    The Future:

    Honestly, Happ has earned the chance to come back next year. Some will say that there is no room because of the young, exciting arms that are on the brink of cracking the big leagues. With Buehrle, R.A. Dickey, Hutch, Stroman already set in the rotation, that leaves one spot for Happ, Aaron Sanchez et al to fight over. Ideally, Happ would slide into the 5th spot while the rest of the young guys prepare themselves in AAA. It would be a mistake to think that the Blue Jays have enough pitching to let Happ go.

    Next: Blue Jays Parting Ways with Bullpen Coach

    So, Alex Anthopoulos has to decide if he is going to pick up the $6.7M option on J.A. Happ. Considering the inflated cost of pitching and just how hard it is to find quality starters, it should be an easy decision to make. Can you find 11 win pitching for less than $6.7M? Probably not. The club certainly cannot feel comfortable enough with its youngsters to just decline the team option and fill the spot internally. AA has said many times that he wants to hoard pitching. So, it would be HAPPful to pick up the option.

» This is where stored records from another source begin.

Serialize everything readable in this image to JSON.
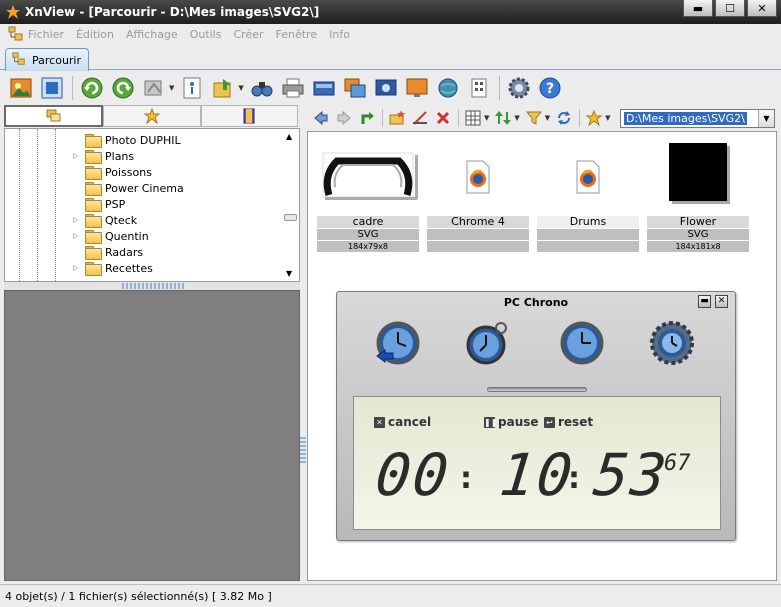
{
  "window": {
    "title": "XnView - [Parcourir - D:\\Mes images\\SVG2\\]",
    "buttons": {
      "minimize": "▬",
      "maximize": "☐",
      "close": "✕"
    }
  },
  "menu": [
    "Fichier",
    "Édition",
    "Affichage",
    "Outils",
    "Créer",
    "Fenêtre",
    "Info"
  ],
  "tab": {
    "label": "Parcourir"
  },
  "folder_tree": {
    "items": [
      {
        "label": "Photo DUPHIL",
        "expandable": false
      },
      {
        "label": "Plans",
        "expandable": true
      },
      {
        "label": "Poissons",
        "expandable": false
      },
      {
        "label": "Power Cinema",
        "expandable": false
      },
      {
        "label": "PSP",
        "expandable": false
      },
      {
        "label": "Qteck",
        "expandable": true
      },
      {
        "label": "Quentin",
        "expandable": true
      },
      {
        "label": "Radars",
        "expandable": false
      },
      {
        "label": "Recettes",
        "expandable": true
      }
    ]
  },
  "path": {
    "value": "D:\\Mes images\\SVG2\\"
  },
  "thumbnails": [
    {
      "name": "cadre",
      "format": "SVG",
      "dims": "184x79x8",
      "kind": "frame"
    },
    {
      "name": "Chrome 4",
      "format": "",
      "dims": "",
      "kind": "firefox"
    },
    {
      "name": "Drums",
      "format": "",
      "dims": "",
      "kind": "firefox"
    },
    {
      "name": "Flower",
      "format": "SVG",
      "dims": "184x181x8",
      "kind": "black"
    }
  ],
  "chrono": {
    "title": "PC Chrono",
    "min_btn": "▬",
    "close_btn": "✕",
    "cancel": "cancel",
    "pause": "pause",
    "reset": "reset",
    "hours": "00",
    "minutes": "10",
    "seconds": "53",
    "hundredths": "67",
    "colon": ":"
  },
  "status": {
    "text": "4 objet(s) / 1 fichier(s) sélectionné(s)  [ 3.82 Mo ]"
  },
  "colors": {
    "accent": "#316ac5",
    "titlebar": "#2a2a2a",
    "preview_bg": "#7f7f7f"
  }
}
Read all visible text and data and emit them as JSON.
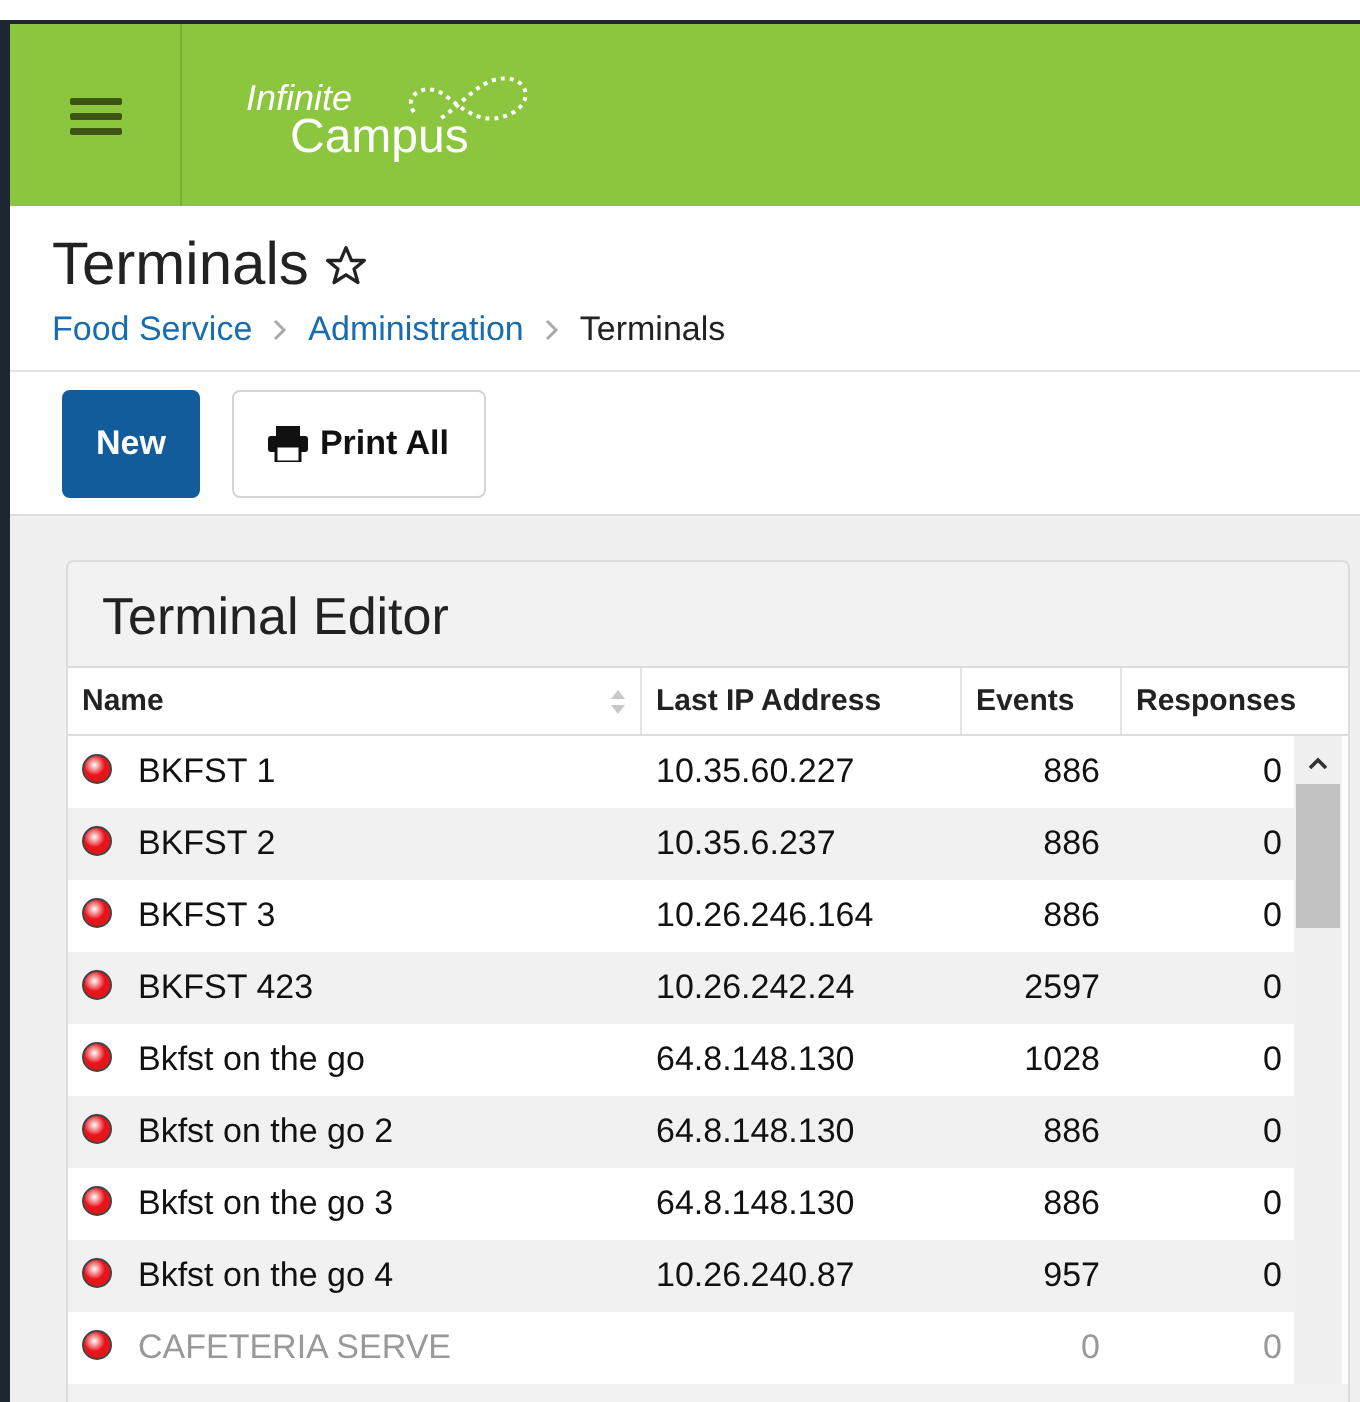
{
  "header": {
    "logo_line_1": "Infinite",
    "logo_line_2": "Campus"
  },
  "page": {
    "title": "Terminals",
    "favorite": false,
    "breadcrumbs": [
      {
        "label": "Food Service",
        "link": true
      },
      {
        "label": "Administration",
        "link": true
      },
      {
        "label": "Terminals",
        "link": false
      }
    ]
  },
  "toolbar": {
    "buttons": [
      {
        "label": "New",
        "kind": "primary"
      },
      {
        "label": "Print All",
        "kind": "print"
      }
    ]
  },
  "panel": {
    "title": "Terminal Editor",
    "table": {
      "columns": [
        {
          "label": "Name",
          "sortable": true
        },
        {
          "label": "Last IP Address",
          "sortable": false
        },
        {
          "label": "Events",
          "sortable": false
        },
        {
          "label": "Responses",
          "sortable": false
        }
      ],
      "rows": [
        {
          "name": "BKFST 1",
          "ip": "10.35.60.227",
          "events": "886",
          "responses": "0",
          "disabled": false,
          "color": "#e8141a"
        },
        {
          "name": "BKFST 2",
          "ip": "10.35.6.237",
          "events": "886",
          "responses": "0",
          "disabled": false,
          "color": "#e8141a"
        },
        {
          "name": "BKFST 3",
          "ip": "10.26.246.164",
          "events": "886",
          "responses": "0",
          "disabled": false,
          "color": "#e8141a"
        },
        {
          "name": "BKFST 423",
          "ip": "10.26.242.24",
          "events": "2597",
          "responses": "0",
          "disabled": false,
          "color": "#e8141a"
        },
        {
          "name": "Bkfst on the go",
          "ip": "64.8.148.130",
          "events": "1028",
          "responses": "0",
          "disabled": false,
          "color": "#e8141a"
        },
        {
          "name": "Bkfst on the go 2",
          "ip": "64.8.148.130",
          "events": "886",
          "responses": "0",
          "disabled": false,
          "color": "#e8141a"
        },
        {
          "name": "Bkfst on the go 3",
          "ip": "64.8.148.130",
          "events": "886",
          "responses": "0",
          "disabled": false,
          "color": "#e8141a"
        },
        {
          "name": "Bkfst on the go 4",
          "ip": "10.26.240.87",
          "events": "957",
          "responses": "0",
          "disabled": false,
          "color": "#e8141a"
        },
        {
          "name": "CAFETERIA SERVE",
          "events": "0",
          "responses": "0",
          "disabled": true,
          "color": "#e8141a"
        }
      ]
    }
  }
}
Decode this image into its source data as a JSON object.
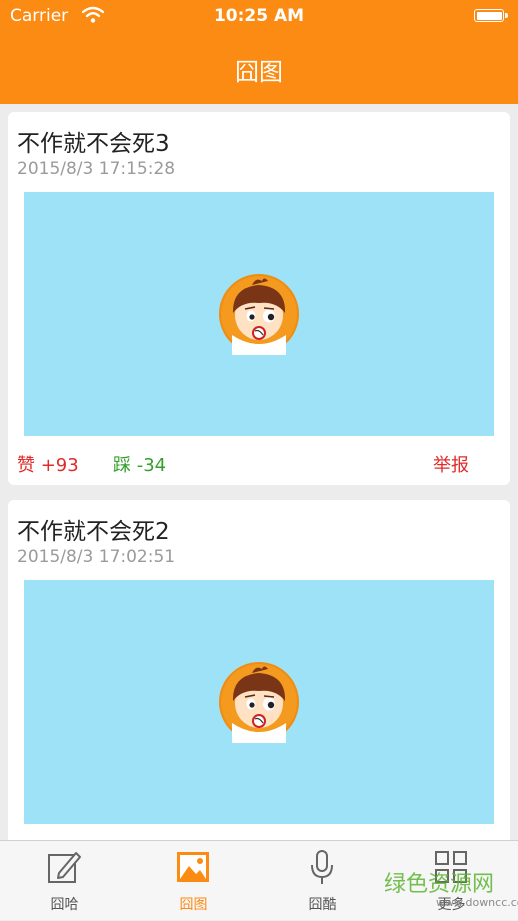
{
  "status_bar": {
    "carrier": "Carrier",
    "time": "10:25 AM"
  },
  "nav": {
    "title": "囧图"
  },
  "posts": [
    {
      "title": "不作就不会死3",
      "date": "2015/8/3 17:15:28",
      "like": "赞 +93",
      "dislike": "踩 -34",
      "report": "举报"
    },
    {
      "title": "不作就不会死2",
      "date": "2015/8/3 17:02:51"
    }
  ],
  "tabs": [
    {
      "label": "囧哈",
      "icon": "edit-icon"
    },
    {
      "label": "囧图",
      "icon": "image-icon",
      "active": true
    },
    {
      "label": "囧酷",
      "icon": "microphone-icon"
    },
    {
      "label": "更多",
      "icon": "grid-icon"
    }
  ],
  "watermark": {
    "text": "绿色资源网",
    "sub": "www.downcc.com"
  },
  "colors": {
    "accent": "#fb8b13",
    "like": "#e02a2a",
    "dislike": "#34a02c",
    "image_bg": "#9ee2f8"
  }
}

    The only issue would be what HAPPens if and when Happ struggles and/or the young guys force a decision. We’ve already seen Happ sent to Buffalo. He’s said he doesn’t like it. He’s bordered on being critical of the team’s view of him. If he were a straight up free agent, he’d look for a club who is going to guarantee him more starts. But, he’s not. Yet.